Snakehead fishes (family Channidae) are among the most maligned aquatic invasive species in the USA and some other countries where they have been introduced outside of their native range in Asia and Africa. Nevertheless, snakeheads continue to be widely exploited in the live‐food trade in aquaculture and wild‐capture fisheries, are highly sought by anglers, and are also popular in the aquarium trade (Courtenay and Williams 2004). The Northern Snakehead Channa argus is the most widespread of the three channid species that are currently naturalized in the USA. This species has generated much concern and controversy, a situation that is partly fueled by sensational media coverage and B‐grade science fiction horror films, such as “Frankenfish,” “Snakehead Terror,” and “Snakehead Swamp.” Media reports of snakehead introductions are often replete with provocative terms, such as “vicious,” “villain,” “voracious,” “monster,” “diabolical,” and even “ecological Armageddon.” When snakeheads first appeared in natural waters of the USA, fisheries professionals became increasingly interested in their status. Established populations rapidly expanded in the mid‐Atlantic region and Arkansas, with scattered reports of introduced snakeheads from isolated locations in Hawaii, California, North Carolina, Florida, the Upper Midwest, and New England. In 2002, snakeheads were added to the list of injurious fishes under the Lacey Act, thereby prohibiting their importation or transport across state lines without a permit. This symposium was conceived by the editors and other concerned fisheries professionals of the Mississippi River Basin Panel on Aquatic Invasive Species. The mission of the symposium, held in Alexandria, Virginia, in July 2018, was to bring together experts on snakehead biology and ecology and to synthesize existing information into summary papers.

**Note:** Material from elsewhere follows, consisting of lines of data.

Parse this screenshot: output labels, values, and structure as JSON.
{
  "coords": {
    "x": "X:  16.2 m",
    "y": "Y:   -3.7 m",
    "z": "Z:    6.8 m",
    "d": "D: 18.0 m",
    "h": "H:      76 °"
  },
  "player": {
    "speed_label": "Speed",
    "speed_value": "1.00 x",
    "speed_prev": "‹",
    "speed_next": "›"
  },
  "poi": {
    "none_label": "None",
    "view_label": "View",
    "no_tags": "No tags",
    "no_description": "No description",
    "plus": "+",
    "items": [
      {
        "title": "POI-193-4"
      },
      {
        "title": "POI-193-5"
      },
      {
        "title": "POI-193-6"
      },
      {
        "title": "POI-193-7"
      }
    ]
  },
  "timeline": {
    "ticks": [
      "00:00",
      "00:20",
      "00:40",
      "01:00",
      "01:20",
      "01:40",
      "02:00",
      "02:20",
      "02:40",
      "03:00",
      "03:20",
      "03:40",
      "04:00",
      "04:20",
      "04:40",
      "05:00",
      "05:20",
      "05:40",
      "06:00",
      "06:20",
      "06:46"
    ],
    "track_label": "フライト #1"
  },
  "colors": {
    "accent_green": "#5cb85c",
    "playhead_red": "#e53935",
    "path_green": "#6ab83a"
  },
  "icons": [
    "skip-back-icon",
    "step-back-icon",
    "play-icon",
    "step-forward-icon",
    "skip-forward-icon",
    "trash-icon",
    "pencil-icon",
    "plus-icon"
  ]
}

In this book, 35 authors contributed to 15 peer‐reviewed articles that detail the current state of knowledge about snakehead introductions in the USA. Additionally, 16 abstracts are included from meeting presentations that were not accompanied by full‐length manuscripts. Also included is a summary of a facilitated symposium panel discussion featuring eight experts representing state and federal natural resource agencies and private fishing organizations. The book is organized into six sections. In the first section (Distribution), three papers provide an overview of the Channa species introduced into the USA and historical accounts of occurrence and dispersal of the Northern Snakehead in the mid‐Atlantic region and Arkansas. The second section (Biology/Ecology) consists of two articles that examine growth and energetics of Northern Snakehead populations and two papers that investigate diet, diel feeding activity, and movement of this species in the Potomac River drainage. The third section (Monitoring/Response) includes a paper that models range expansion of the Northern Snakehead in the southeastern USA based on occurrence data and environmental conditions. Also included in this section is a paper summarizing an environmental DNA study to assess the status and range of the Bullseye Snakehead C. marulius in southern Florida. The fourth section (Management/Control) is comprised of four papers that address harvest, age and growth, and development of a stock–recruitment model to inform management decisions regarding control and mitigation for Northern Snakehead populations in the greater Chesapeake Bay area. The fifth section (Perspectives) includes a paper on the history of snakehead introductions in Japan and a thought‐provoking social commentary on the human dimensions of Northern Snakehead management. Abstracts in the final section provide brief summaries of a diversity of snakehead studies, including aspects of distribution, ecology, behavior, control and monitoring efforts, public outreach, and pathology. The summary of the panel discussion is an engaging dialogue about the challenges of snakehead management in the context of conflicts regarding snakeheads as injurious versus their value as game and food species.
Most of this book is focused on the Northern Snakehead. Much has been done to document snakehead distributions and certain aspects of snakehead biology, such as diets, age, and growth. Less research has been devoted to understanding the ecological impacts of snakeheads to native aquatic communities and ecosystems. This book would have benefited from a chapter summarizing the current systematics and diversity of the Channidae to inform fisheries biologists about the morphological characteristics of the family, approximate numbers of genera and species, and taxonomic instability. Exemplifying the latter, recent molecular and morphological evidence indicates uncertainty regarding identification of the feral snakehead population in Florida (Adamson and Britz 2019). Those authors suggest that this population may have originated from western Thailand, a possibility that could have implications for understanding historical pathways of snakehead introductions into the USA.
In comparison with many published AFS symposia, this volume is relatively narrow in scope and lacks cohesive integration. It will primarily be of interest to those fisheries professionals engaged in the study of snakeheads as well as other nonnative species for which there are contrasting social values regarding their management: whether to monitor and attempt control or eradication efforts or to maintain populations for harvest as game or food species. The book should serve to identify information gaps and guide future research.
|Title||Book review: Proceedings of the First International Snakehead Symposium|
|Publication Subtype||Journal Article|
|Series Title||Transactions of the American Fisheries Society|
|Record Source||USGS Publications Warehouse|
|USGS Organization||Wetland and Aquatic Research Center|